### Problem
In the listing that follows, tally the lines containing "this"; give the count and nothing more.

Excerpted records: Begin

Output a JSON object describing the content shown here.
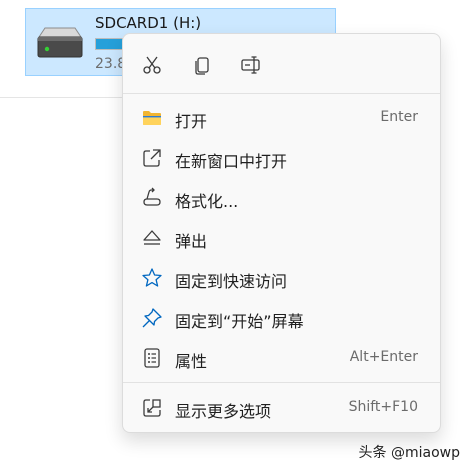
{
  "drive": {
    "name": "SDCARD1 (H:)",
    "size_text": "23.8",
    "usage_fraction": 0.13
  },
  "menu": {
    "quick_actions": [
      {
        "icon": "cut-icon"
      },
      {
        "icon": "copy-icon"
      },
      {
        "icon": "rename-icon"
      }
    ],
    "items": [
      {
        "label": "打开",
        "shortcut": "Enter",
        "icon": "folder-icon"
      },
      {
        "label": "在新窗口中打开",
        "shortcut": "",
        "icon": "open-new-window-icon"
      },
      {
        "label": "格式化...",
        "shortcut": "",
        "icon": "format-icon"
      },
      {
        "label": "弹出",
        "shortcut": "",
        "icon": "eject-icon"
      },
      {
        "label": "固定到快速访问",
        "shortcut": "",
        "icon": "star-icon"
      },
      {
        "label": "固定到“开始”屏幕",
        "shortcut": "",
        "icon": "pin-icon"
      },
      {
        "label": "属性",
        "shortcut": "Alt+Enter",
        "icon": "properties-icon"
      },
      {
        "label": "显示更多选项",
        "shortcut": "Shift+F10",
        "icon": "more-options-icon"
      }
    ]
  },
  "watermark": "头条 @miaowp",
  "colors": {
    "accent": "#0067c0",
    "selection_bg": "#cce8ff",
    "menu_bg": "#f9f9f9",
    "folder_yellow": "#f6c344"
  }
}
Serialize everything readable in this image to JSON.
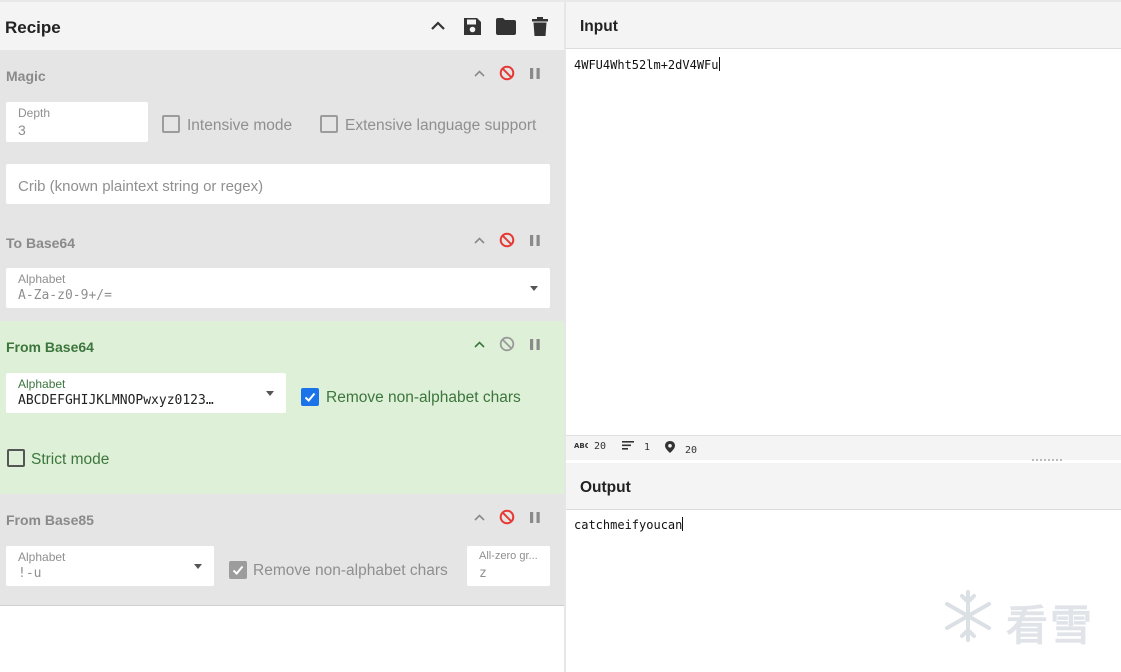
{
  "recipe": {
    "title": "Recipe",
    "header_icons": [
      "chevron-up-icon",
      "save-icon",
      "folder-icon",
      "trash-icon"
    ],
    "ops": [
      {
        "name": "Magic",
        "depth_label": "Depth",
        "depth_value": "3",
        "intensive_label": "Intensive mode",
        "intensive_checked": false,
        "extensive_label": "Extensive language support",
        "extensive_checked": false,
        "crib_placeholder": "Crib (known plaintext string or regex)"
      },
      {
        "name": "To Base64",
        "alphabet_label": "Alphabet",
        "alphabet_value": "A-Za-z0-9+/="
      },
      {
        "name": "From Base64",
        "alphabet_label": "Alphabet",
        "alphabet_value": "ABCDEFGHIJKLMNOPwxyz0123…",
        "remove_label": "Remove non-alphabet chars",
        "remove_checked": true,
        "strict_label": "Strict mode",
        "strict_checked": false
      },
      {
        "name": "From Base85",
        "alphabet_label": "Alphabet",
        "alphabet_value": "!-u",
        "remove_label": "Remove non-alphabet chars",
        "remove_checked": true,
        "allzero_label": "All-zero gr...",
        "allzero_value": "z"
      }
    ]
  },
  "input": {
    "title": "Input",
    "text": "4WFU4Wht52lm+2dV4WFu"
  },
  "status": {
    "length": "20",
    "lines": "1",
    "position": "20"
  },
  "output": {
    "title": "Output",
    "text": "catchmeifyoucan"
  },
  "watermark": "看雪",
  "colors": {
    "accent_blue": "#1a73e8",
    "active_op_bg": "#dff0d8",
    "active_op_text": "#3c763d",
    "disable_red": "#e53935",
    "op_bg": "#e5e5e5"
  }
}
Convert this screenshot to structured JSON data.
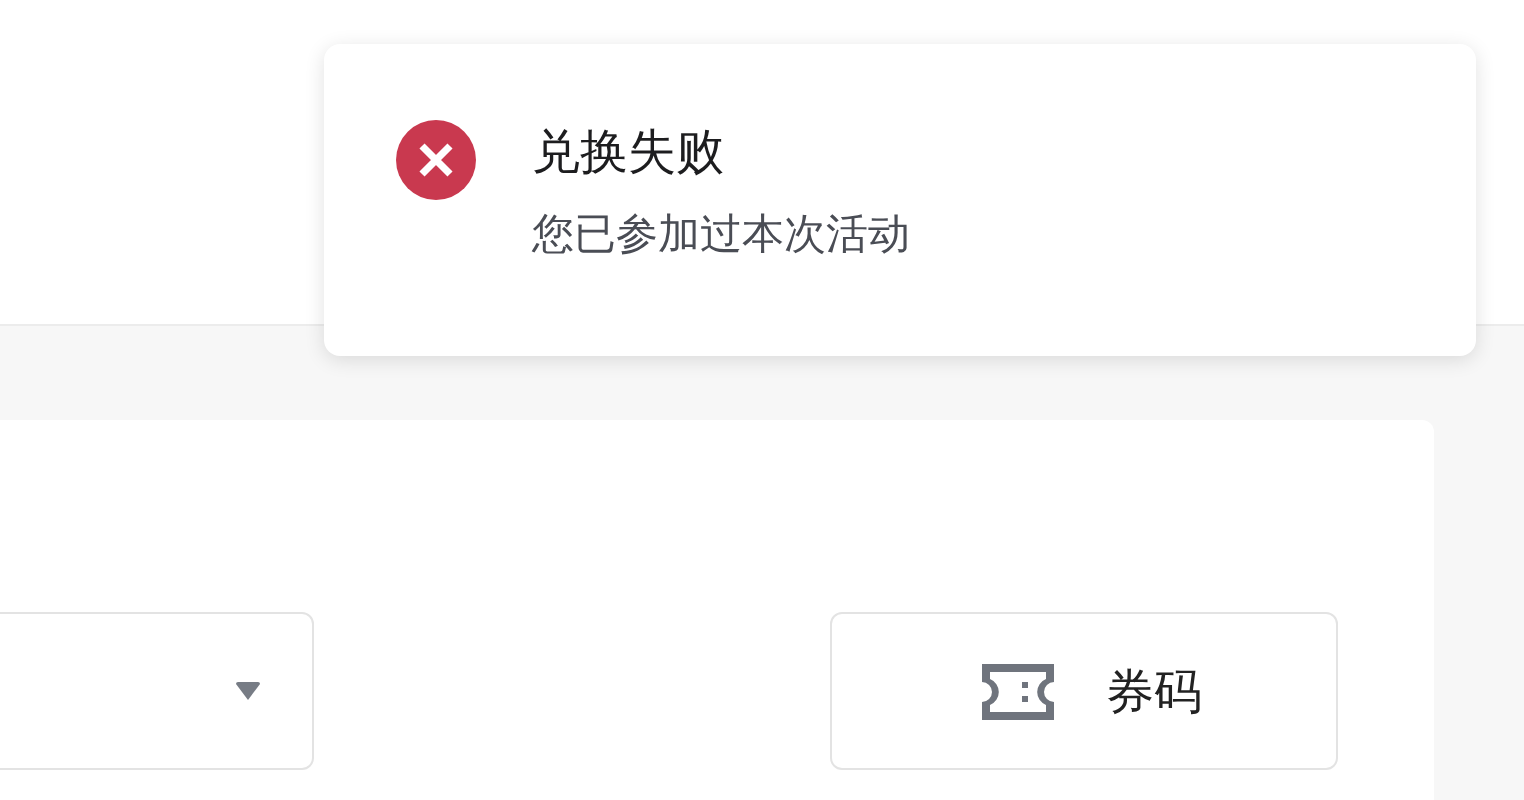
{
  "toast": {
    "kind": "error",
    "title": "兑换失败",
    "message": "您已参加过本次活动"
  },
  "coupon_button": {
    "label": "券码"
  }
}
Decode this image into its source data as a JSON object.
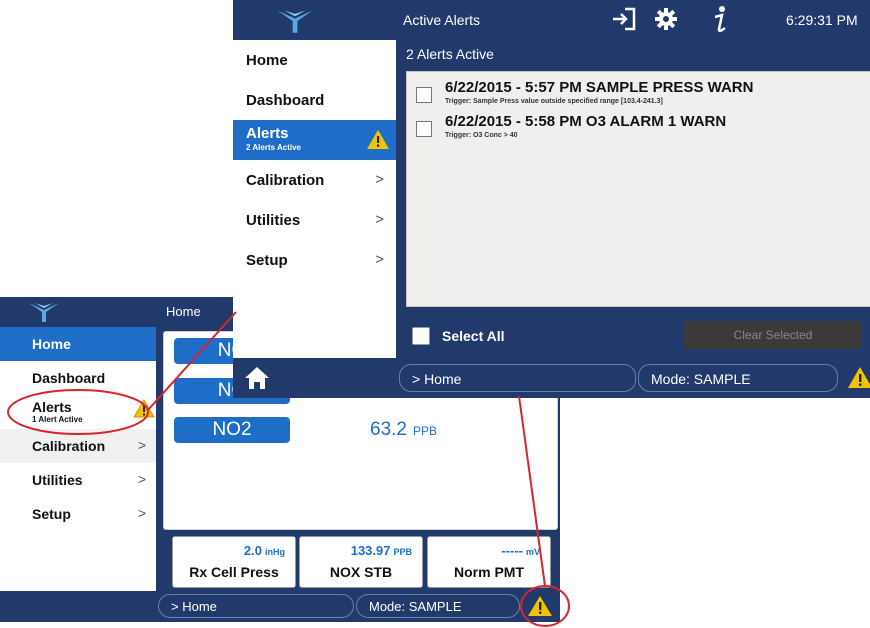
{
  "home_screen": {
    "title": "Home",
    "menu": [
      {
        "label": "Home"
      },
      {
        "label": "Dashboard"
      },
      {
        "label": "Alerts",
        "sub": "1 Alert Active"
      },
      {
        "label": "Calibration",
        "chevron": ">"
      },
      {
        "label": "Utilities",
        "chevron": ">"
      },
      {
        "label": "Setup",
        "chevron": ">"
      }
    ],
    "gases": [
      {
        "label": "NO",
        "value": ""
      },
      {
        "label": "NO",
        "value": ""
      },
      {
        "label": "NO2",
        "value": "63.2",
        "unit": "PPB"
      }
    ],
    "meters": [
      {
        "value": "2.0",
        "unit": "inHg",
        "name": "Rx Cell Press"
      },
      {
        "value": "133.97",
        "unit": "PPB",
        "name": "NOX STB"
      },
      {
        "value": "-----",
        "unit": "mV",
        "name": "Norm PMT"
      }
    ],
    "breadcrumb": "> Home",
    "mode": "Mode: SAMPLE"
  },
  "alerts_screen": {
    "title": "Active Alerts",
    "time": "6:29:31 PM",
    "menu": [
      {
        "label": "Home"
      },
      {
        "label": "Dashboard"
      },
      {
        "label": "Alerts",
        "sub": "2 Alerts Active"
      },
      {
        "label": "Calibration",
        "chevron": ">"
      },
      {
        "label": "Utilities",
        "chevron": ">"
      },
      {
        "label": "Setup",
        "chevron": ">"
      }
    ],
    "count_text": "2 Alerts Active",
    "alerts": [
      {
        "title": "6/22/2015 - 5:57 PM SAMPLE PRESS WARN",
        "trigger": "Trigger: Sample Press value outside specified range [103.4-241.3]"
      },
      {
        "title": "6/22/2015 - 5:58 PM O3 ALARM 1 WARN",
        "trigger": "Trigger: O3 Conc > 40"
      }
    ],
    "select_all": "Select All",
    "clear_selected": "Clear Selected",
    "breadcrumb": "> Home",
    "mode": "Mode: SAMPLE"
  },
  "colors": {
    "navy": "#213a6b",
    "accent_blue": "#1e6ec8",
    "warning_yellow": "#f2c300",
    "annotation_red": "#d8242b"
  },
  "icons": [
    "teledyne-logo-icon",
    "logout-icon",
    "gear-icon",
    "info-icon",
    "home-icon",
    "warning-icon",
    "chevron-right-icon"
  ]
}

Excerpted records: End

### Written solution
3